  2. Health Quality Ontario. Vitamin B12 and cognitive function. Ontario Health Technology Assessment Series. 2013;13(23):1-45.
  3. Ford AH, Garrido GJ, Beer C, et al. Homocysteine, grey matter and cognitive function in adults with cardiovascular disease. PLoS ONE. 2012;7(3).
  4. Rosenberg IH. B vitamins, homocysteine and neurocognitive function. Nutrition Reviews. 2001;59(8):S69-S74.
  5. Kennedy DO. B vitamins and the brain: mechanisms, dose and efficacy—a review. Nutrients;2016;8(2):68.
  6. Travica N, Ried K, Sali A, et al. Vitamin C status on cognitive function: a systematic review. Nutrients. 2017;9(9):960.

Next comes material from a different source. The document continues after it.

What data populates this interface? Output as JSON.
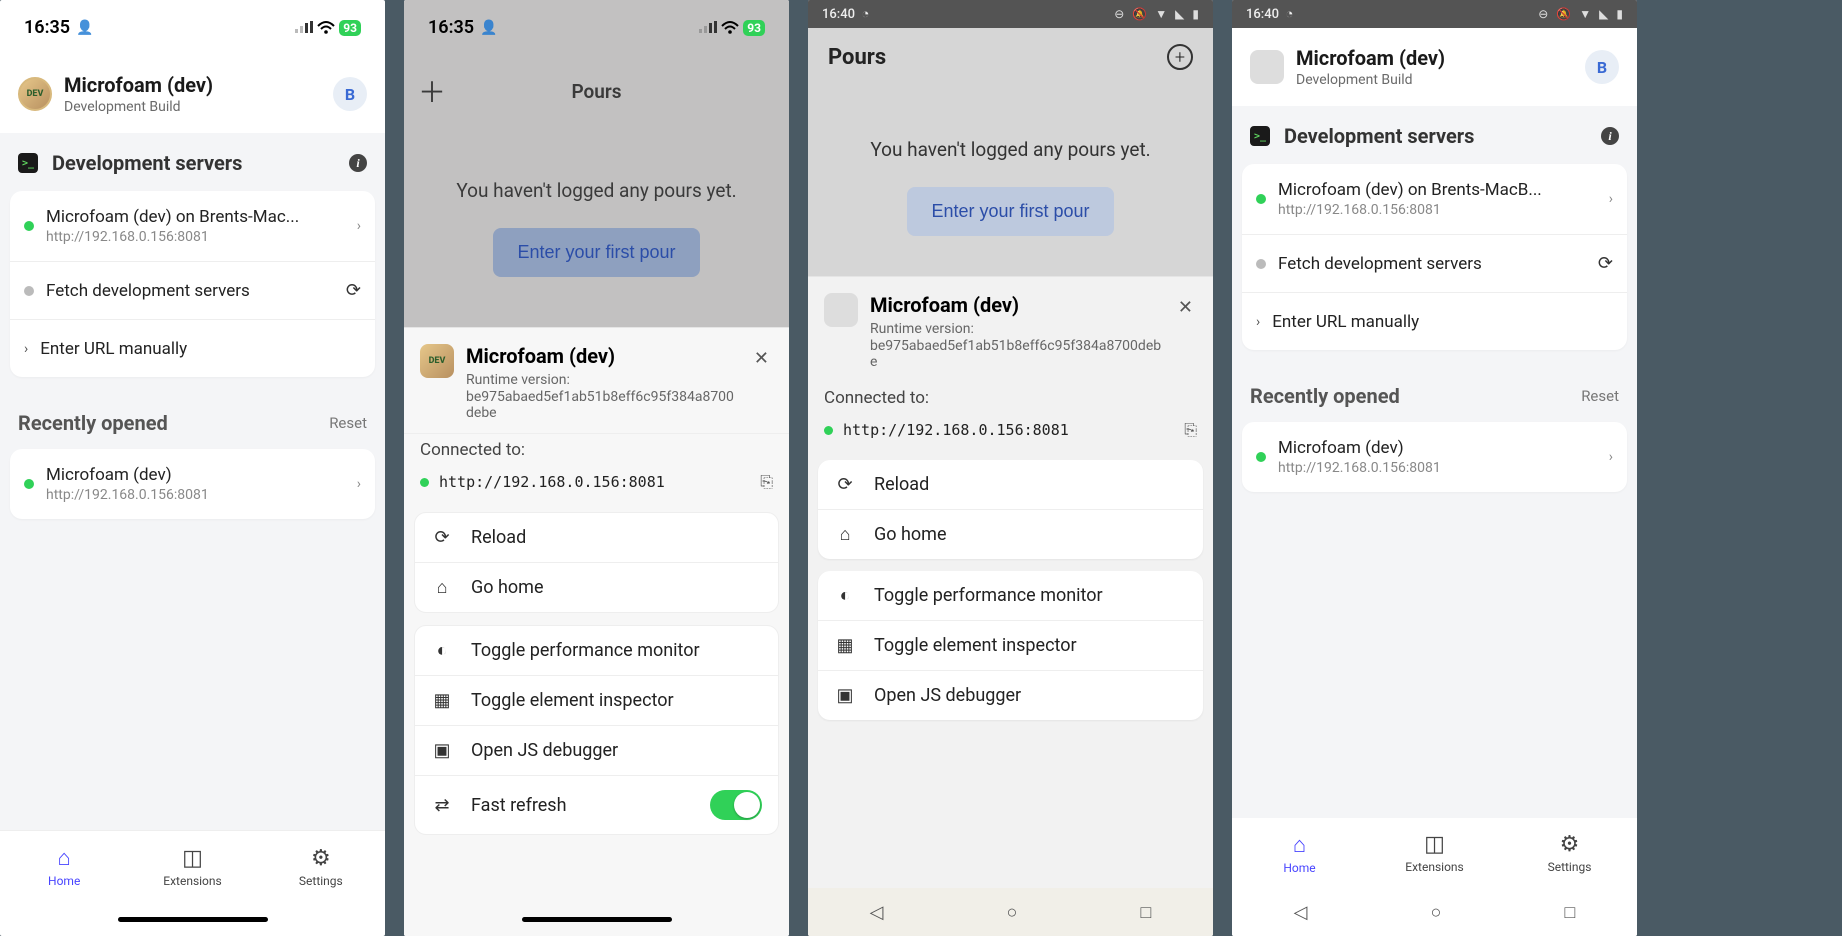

  7. Hansen S, Tveden-Nyborg P, Lykkesfeldt J. Does vitamin C deficiency affect cognitive development and function? Nutrients. 2014;6(9):3818-3846.
  8. Mangialasche F, XuW, Kivipelto M, et al. Tocopherols and tocotrienols plasma levels are associated with cognitive impairment. Neurobiological Aging. 2012;33(10):2282-90.
  9. La Fata G, van Vliet N, Barnhoorn S, et al. Vitamin E supplementation reduces cellular loss in the brain of a premature aging mouse model. The Journal of Prevention of Alzheimer’s Disease. 2017;Aug 8.
  10. Ferland G. Vitamin K, an emerging nutrient in brain function. Biofactors. 2012;38(2):151-7.
  11. Chouet J, Ferland G, Feart C, et al. Dietary vitamin K intake is associated with cognition and behavior among geriatric patients: The CLIP study. Nutrients. 2015;7(8):6739-6750.
  12. Shokri-Kojori E, Wang G, Wiers CE, et al. β-amyloid accumulation in the human brain after one night of sleep deprivation. PNAS. 2018;115(17):4483-4488.